To quote the patent: “A video game and game system incorporating a game character’s sanity level that is affected by occurrences in the game such as encountering a game creature or gruesome situation. A character’s sanity level is modified by an amount determined based on a character reaction to the occurrence such as taking a rest or slowing game progress and/or an amount of character preparation. That is, if a character is prepared for the particular occurrence, the occurrence may have little or no effect on the character’s sanity level. As the character’s sanity level decreases, game play is affected such as by controlling game effects, audio effects, creating hallucinations and the like.
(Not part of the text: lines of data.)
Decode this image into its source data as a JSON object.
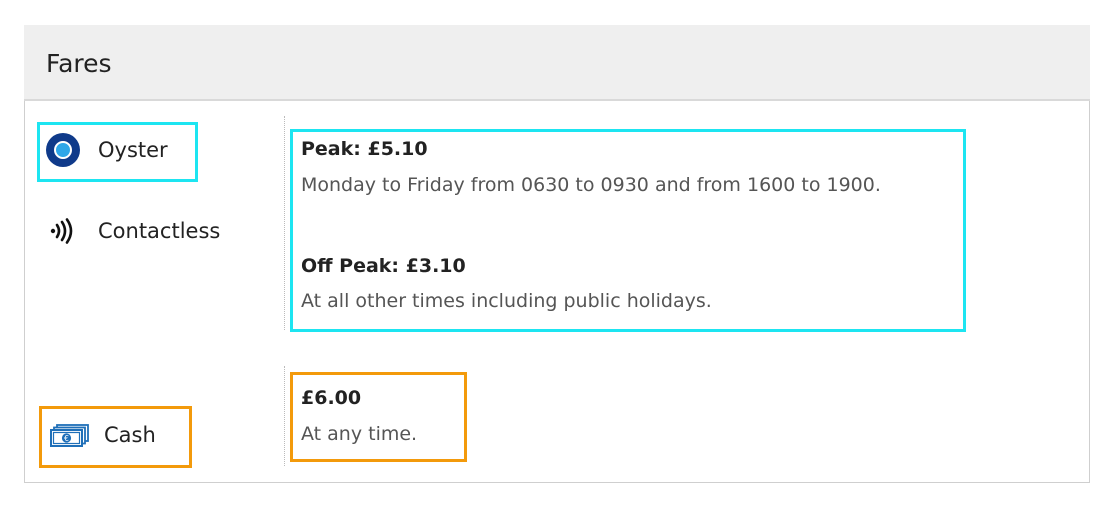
{
  "header": {
    "title": "Fares"
  },
  "payment_methods": {
    "oyster": {
      "label": "Oyster",
      "icon": "oyster-radio-icon"
    },
    "contactless": {
      "label": "Contactless",
      "icon": "contactless-icon"
    },
    "cash": {
      "label": "Cash",
      "icon": "cash-icon"
    }
  },
  "fares": {
    "peak": {
      "title": "Peak: £5.10",
      "description": "Monday to Friday from 0630 to 0930 and from 1600 to 1900."
    },
    "off_peak": {
      "title": "Off Peak: £3.10",
      "description": "At all other times including public holidays."
    },
    "cash": {
      "title": "£6.00",
      "description": "At any time."
    }
  },
  "colors": {
    "highlight_cyan": "#1de5f1",
    "highlight_orange": "#f39a0b",
    "radio_fill": "#0f3a8a",
    "radio_dot": "#2ea7e8",
    "cash_icon": "#1f6fb8"
  }
}
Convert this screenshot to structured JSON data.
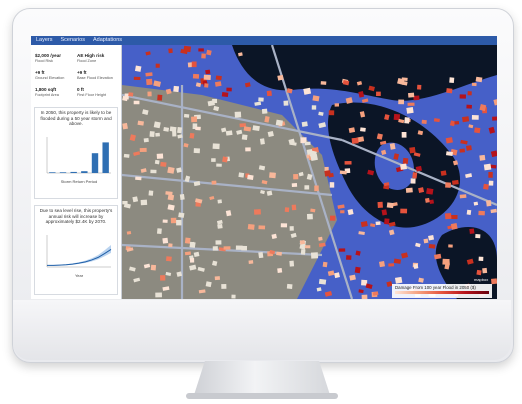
{
  "topbar": {
    "tabs": [
      "Layers",
      "Scenarios",
      "Adaptations"
    ]
  },
  "panel": {
    "tabs": {
      "value": "$2,000 /year",
      "middle": "AE",
      "right": "High risk"
    },
    "stats": [
      {
        "value": "$2,000 /year",
        "label": "Flood Risk"
      },
      {
        "value": "AE High risk",
        "label": "Flood Zone"
      },
      {
        "value": "+9 ft",
        "label": "Ground Elevation"
      },
      {
        "value": "+9 ft",
        "label": "Base Flood Elevation"
      },
      {
        "value": "1,800 sqft",
        "label": "Footprint Area"
      },
      {
        "value": "0 ft",
        "label": "First Floor Height"
      }
    ],
    "card1_text": "In 2050, this property is likely to be flooded during a 50 year storm and above.",
    "card1_xlabel": "Storm Return Period",
    "card2_text": "Due to sea level rise, this property's annual risk will increase by approximately $2.4K by 2070.",
    "card2_xlabel": "Year"
  },
  "chart_data": [
    {
      "type": "bar",
      "categories": [
        "",
        "",
        "",
        "",
        "",
        ""
      ],
      "values": [
        0.02,
        0.02,
        0.03,
        0.05,
        0.55,
        0.85
      ],
      "xlabel": "Storm Return Period",
      "ylabel": "",
      "ylim": [
        0,
        1
      ]
    },
    {
      "type": "area",
      "x": [
        0,
        1,
        2,
        3,
        4,
        5,
        6,
        7,
        8,
        9,
        10
      ],
      "values": [
        0.05,
        0.05,
        0.06,
        0.07,
        0.09,
        0.12,
        0.16,
        0.22,
        0.3,
        0.42,
        0.55
      ],
      "xlabel": "Year",
      "ylabel": "",
      "ylim": [
        0,
        1
      ]
    }
  ],
  "map": {
    "controls": [
      "+",
      "−",
      "⊕",
      "⌂",
      "●"
    ],
    "legend_title": "Damage From 100 year Flood in 2050 ($)",
    "legend_ticks": [
      "",
      "",
      "",
      "",
      "",
      ""
    ],
    "attribution": "mapbox",
    "colors": {
      "water": "#0b1526",
      "flood": "#4660c8",
      "damage_low": "#f5a07e",
      "damage_high": "#b5121b",
      "land": "#8c8a80"
    }
  }
}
In this context. the same game can be played differently each time it is played.”
Eternal Darkness proceeded to do the following.

Convince you it had crashed with a ‘blue screen of death’ – until you realised that the Gamecube obviously didn’t have that.
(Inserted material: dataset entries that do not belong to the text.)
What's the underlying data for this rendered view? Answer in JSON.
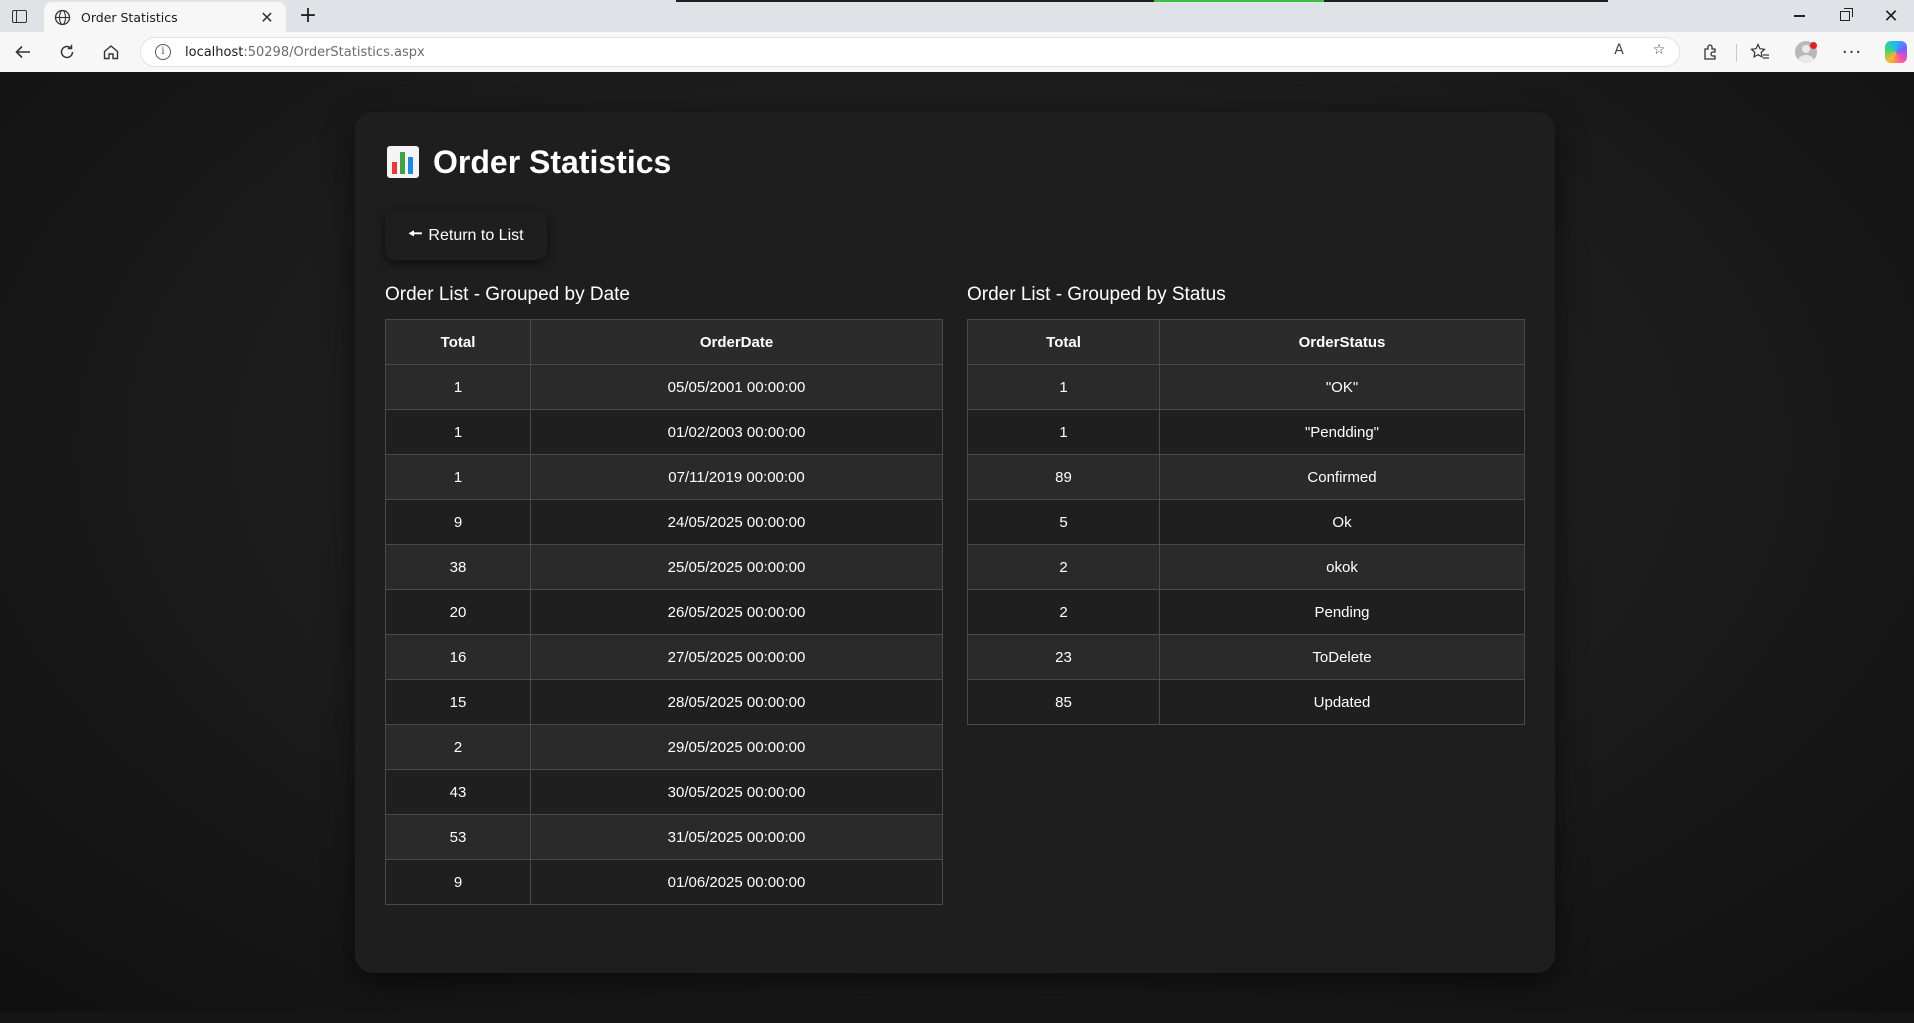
{
  "browser": {
    "tab_title": "Order Statistics",
    "tab_close": "✕",
    "new_tab": "+",
    "url_host": "localhost",
    "url_rest": ":50298/OrderStatistics.aspx",
    "win_close": "✕"
  },
  "page": {
    "title": "Order Statistics",
    "return_arrow": "🠔",
    "return_label": "Return to List"
  },
  "by_date": {
    "title": "Order List - Grouped by Date",
    "headers": [
      "Total",
      "OrderDate"
    ],
    "rows": [
      {
        "total": "1",
        "value": "05/05/2001 00:00:00"
      },
      {
        "total": "1",
        "value": "01/02/2003 00:00:00"
      },
      {
        "total": "1",
        "value": "07/11/2019 00:00:00"
      },
      {
        "total": "9",
        "value": "24/05/2025 00:00:00"
      },
      {
        "total": "38",
        "value": "25/05/2025 00:00:00"
      },
      {
        "total": "20",
        "value": "26/05/2025 00:00:00"
      },
      {
        "total": "16",
        "value": "27/05/2025 00:00:00"
      },
      {
        "total": "15",
        "value": "28/05/2025 00:00:00"
      },
      {
        "total": "2",
        "value": "29/05/2025 00:00:00"
      },
      {
        "total": "43",
        "value": "30/05/2025 00:00:00"
      },
      {
        "total": "53",
        "value": "31/05/2025 00:00:00"
      },
      {
        "total": "9",
        "value": "01/06/2025 00:00:00"
      }
    ]
  },
  "by_status": {
    "title": "Order List - Grouped by Status",
    "headers": [
      "Total",
      "OrderStatus"
    ],
    "rows": [
      {
        "total": "1",
        "value": "\"OK\""
      },
      {
        "total": "1",
        "value": "\"Pendding\""
      },
      {
        "total": "89",
        "value": "Confirmed"
      },
      {
        "total": "5",
        "value": "Ok"
      },
      {
        "total": "2",
        "value": "okok"
      },
      {
        "total": "2",
        "value": "Pending"
      },
      {
        "total": "23",
        "value": "ToDelete"
      },
      {
        "total": "85",
        "value": "Updated"
      }
    ]
  }
}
Pretends your television had turned off.
Pretends your television has lost signal with the Gamecube.
Interrupts you with other content entirely.
Mute’s the sound, deliberately desync’s the sound, or else lowers the volume to nothing like you’re accidentally sitting on the remote.
Brings up a ‘To Be Continued’ screen mid-game.
Has blood start randomly falling from the ceiling.
Changes the camera angle of corridors and has the camera react to non-existent threats.
Alters the art on the wall and gives life to physical objects.
Has bugs start crawling over the inside of your screen.
Has your character fire a gun at you, shattering the screen.
Has your character commit suicide.
Convinces you your file has corrupted or that the controller is broken.
Tricks you into thinking you’ve lost all your items from your inventory,
Tricks you into thinking all your game saves have been deleted.

You get the idea. The fourth wall was essentially playdough. However despite critical acclaim, any initial plans for a sequel fell apart with all the troubles between Silicon Knights and Epic Games. That’s not stopped Nintendo from keeping the trademark alive, however.
We’ve already had one VR videogame in particular where the title deliberately sets out to mess with your brain. It’s probably a title you don’t even remember. In Flying Mollosk’s psychological thriller Nevermind, what you see is in-part generated by your own fear. The more panicked you become, as tracked by compatible heart rate monitors, the more twisted the world becomes. If you combined this premise with the sanity system, throw in some VR horror lessons learned from Resident Evil VII biohazard‘s atmosphere and you’re in business. Probably a pile of your own business, after you’ve shit yourself in terror.
That’s all for part one, I’ll come back to this very soon on VR vs. What Nintendo titles would you like to see in VR?
 

Source: VR vs. Videogames Nintendo Should Adapt To Virtual Reality – Part 1